Great discussion – thanks for this. Ketamine is my go-to induction agent for most patients in shock. I will very occasionally use etomidate for quite specific circumstances, however. This is because, in my experience, while ketamine will rarely if ever lower blood pressure, I have had multiple cases where it will actually raise BP (before any instrumentation of the airway) and, perhaps more importantly, heart rate. Thus, for example, I tend to avoid it for aortic dissections, unsecured cerebral aneurysms, or active ischemic heart disease. Scott, I think a lot about your distinction between anatomically difficult airways (what people tend… Read more »
Nice podcast, Scott, and you bring up an important issue on the inability of retrospective (and registry) data to demonstrate hypotheses. At the risk of poking the hornet’s nest, for me the salient take-home though was your comment that one of the weaknesses of FOAM is that it allows the person with the largest megaphone and shiniest blog to set the narrative. Unlike papers published in “obscure journals” that are rarely read, FOAM is not peer-reviewed, and therefore not constrained by the same standards. I know you’ve commented on this in the past so I won’t continue. 🙂 Regarding the… Read more »

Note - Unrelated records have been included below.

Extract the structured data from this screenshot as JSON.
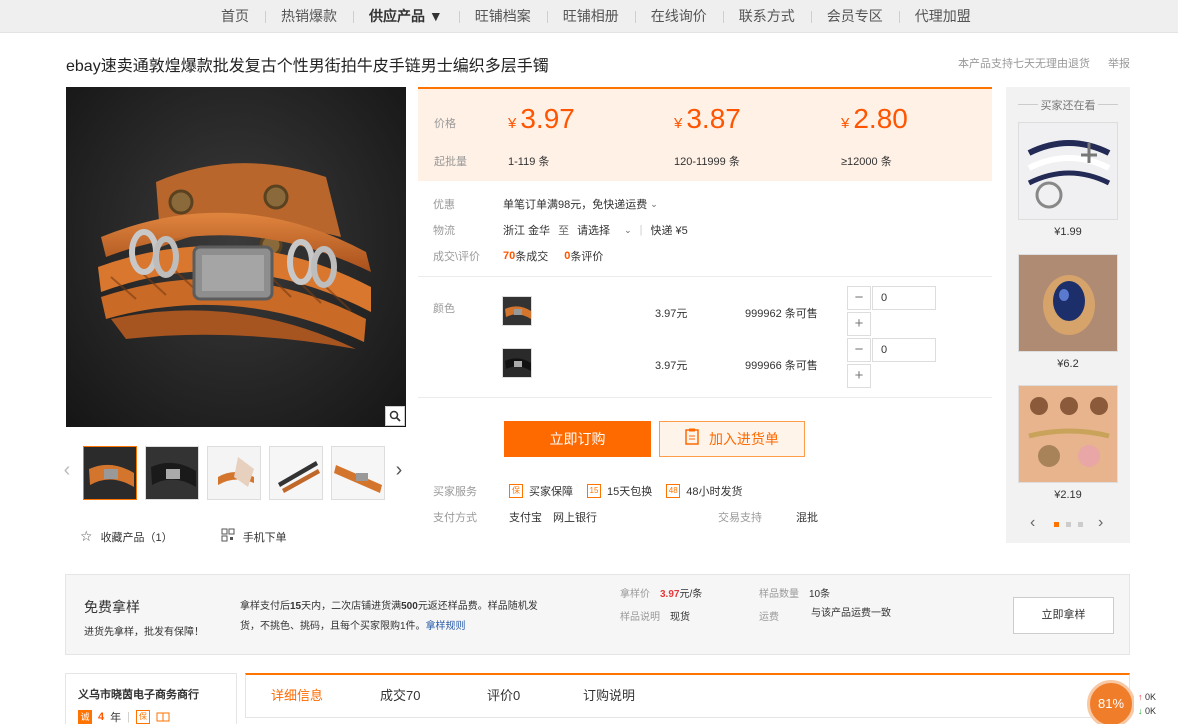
{
  "nav": [
    "首页",
    "热销爆款",
    "供应产品 ▼",
    "旺铺档案",
    "旺铺相册",
    "在线询价",
    "联系方式",
    "会员专区",
    "代理加盟"
  ],
  "product": {
    "title": "ebay速卖通敦煌爆款批发复古个性男街拍牛皮手链男士编织多层手镯",
    "support_note": "本产品支持七天无理由退货",
    "report": "举报"
  },
  "pricing": {
    "price_label": "价格",
    "moq_label": "起批量",
    "currency": "¥",
    "tiers": [
      {
        "price": "3.97",
        "qty": "1-119",
        "unit": "条"
      },
      {
        "price": "3.87",
        "qty": "120-11999",
        "unit": "条"
      },
      {
        "price": "2.80",
        "qty": "≥12000",
        "unit": "条"
      }
    ]
  },
  "info": {
    "promo_label": "优惠",
    "promo_text": "单笔订单满98元，免快递运费",
    "logistics_label": "物流",
    "from": "浙江 金华",
    "to_word": "至",
    "to_select": "请选择",
    "express": "快递 ¥5",
    "deals_label": "成交\\评价",
    "deals_count": "70",
    "deals_suffix": "条成交",
    "reviews_count": "0",
    "reviews_suffix": "条评价"
  },
  "sku": {
    "color_label": "颜色",
    "items": [
      {
        "price": "3.97元",
        "stock": "999962 条可售",
        "qty": "0"
      },
      {
        "price": "3.97元",
        "stock": "999966 条可售",
        "qty": "0"
      }
    ]
  },
  "actions": {
    "buy_now": "立即订购",
    "add_cart": "加入进货单"
  },
  "services": {
    "label": "买家服务",
    "items": [
      "买家保障",
      "15天包换",
      "48小时发货"
    ],
    "icons": [
      "保",
      "15",
      "48"
    ],
    "pay_label": "支付方式",
    "pay_methods": "支付宝　网上银行",
    "trade_label": "交易支持",
    "trade_value": "混批"
  },
  "gallery": {
    "favorite": "收藏产品（1）",
    "mobile": "手机下单"
  },
  "recommend": {
    "title": "买家还在看",
    "items": [
      {
        "price": "¥1.99"
      },
      {
        "price": "¥6.2"
      },
      {
        "price": "¥2.19"
      }
    ]
  },
  "sample": {
    "title": "免费拿样",
    "subtitle": "进货先拿样，批发有保障！",
    "desc_1": "拿样支付后",
    "desc_days": "15",
    "desc_2": "天内，二次店铺进货满",
    "desc_amount": "500",
    "desc_3": "元返还样品费。样品随机发货，不挑色、挑码，且每个买家限购1件。",
    "rules_link": "拿样规则",
    "price_label": "拿样价",
    "price_value": "3.97",
    "price_unit": "元/条",
    "note_label": "样品说明",
    "note_value": "现货",
    "qty_label": "样品数量",
    "qty_value": "10条",
    "ship_label": "运费",
    "ship_value": "与该产品运费一致",
    "button": "立即拿样"
  },
  "seller": {
    "name": "义乌市晓茵电子商务商行",
    "years_badge": "诚",
    "years": "4",
    "years_unit": "年",
    "badge2": "保"
  },
  "tabs": [
    "详细信息",
    "成交70",
    "评价0",
    "订购说明"
  ],
  "widget": {
    "percent": "81%",
    "up": "0K",
    "down": "0K"
  },
  "colors": {
    "accent": "#ff6a00",
    "price": "#ff5500",
    "price_bg": "#fff1e6"
  }
}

Erik thanks for writing At the risk of belaboring the argument you alluded to… All popular FOAM is peer reviewed far more extensively than conventional literature–it just happens immediately upon hitting publish. The social nature of social media is what allows for this. Each of my posts generates dozens of emails telling me every way in which people disagree–if there is anything we missed, it gets correct post haste. For brave folks, the comments section allows visible disagreement. The original post on Crit Care Now was actually peer-reviewed prior to publication, just like a journal article. My contention is that… Read more »
Hi Scott, Thanks for your response. Again, I apologize for deviating from the subject matter of the podcast…but I couldn’t resist after I heard your comment re FOAM While I understand your position and appreciate it, let’s just say we’re going to have to agree to disagree. Peer-reviewed work is vetted before it is foisted on the unsuspecting public; letters to the editor may follow. FOAM, on the other hand, is typically vetted after it is disseminated to the public. (And I appreciate that it may well be that your blog is reviewed before being posted). For the latter to… Read more »
Erik, feel free to deviate! your 1-4 have a number of theoretical possibilities. I can’t speak to the rest of the FOAM world, I can speak re: EMCrit and the big 5 sites in EM/Critical care in which these theoretical possibilities all collapse in the face of praxis: There are ample readers able to vet–in fact usually the world’s foremost experts Those very people in #1 are the most actualized to correct errors and disagreements In all of the the 6 sites mentioned, EVERY comment and email is read. And there would be an instant correction of any identified error… Read more »